* [TRY IT]:
Retype the records in full, keeping each character as it is.

Records from a data source
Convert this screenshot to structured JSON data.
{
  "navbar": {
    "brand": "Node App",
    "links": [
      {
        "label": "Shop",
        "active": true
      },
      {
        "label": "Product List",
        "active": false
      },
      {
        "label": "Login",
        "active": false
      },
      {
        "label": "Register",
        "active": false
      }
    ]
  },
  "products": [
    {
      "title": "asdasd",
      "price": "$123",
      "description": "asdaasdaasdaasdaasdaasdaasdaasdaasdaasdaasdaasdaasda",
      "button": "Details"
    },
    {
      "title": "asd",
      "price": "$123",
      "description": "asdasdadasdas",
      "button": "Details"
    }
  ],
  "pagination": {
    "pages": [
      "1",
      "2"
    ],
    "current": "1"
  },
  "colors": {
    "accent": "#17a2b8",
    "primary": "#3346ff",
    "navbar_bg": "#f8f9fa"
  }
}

* [EXPECTED ANSWER]:
Convert this screenshot to structured JSON data.
{
  "navbar": {
    "brand": "Node App",
    "links": [
      {
        "label": "Shop",
        "active": true
      },
      {
        "label": "Product List",
        "active": false
      },
      {
        "label": "Login",
        "active": false
      },
      {
        "label": "Register",
        "active": false
      }
    ]
  },
  "products": [
    {
      "title": "asdasd",
      "price": "$123",
      "description": "asdaasdaasdaasdaasdaasdaasdaasdaasdaasdaasdaasdaasda",
      "button": "Details"
    },
    {
      "title": "asd",
      "price": "$123",
      "description": "asdasdadasdas",
      "button": "Details"
    }
  ],
  "pagination": {
    "pages": [
      "1",
      "2"
    ],
    "current": "1"
  },
  "colors": {
    "accent": "#17a2b8",
    "primary": "#3346ff",
    "navbar_bg": "#f8f9fa"
  }
}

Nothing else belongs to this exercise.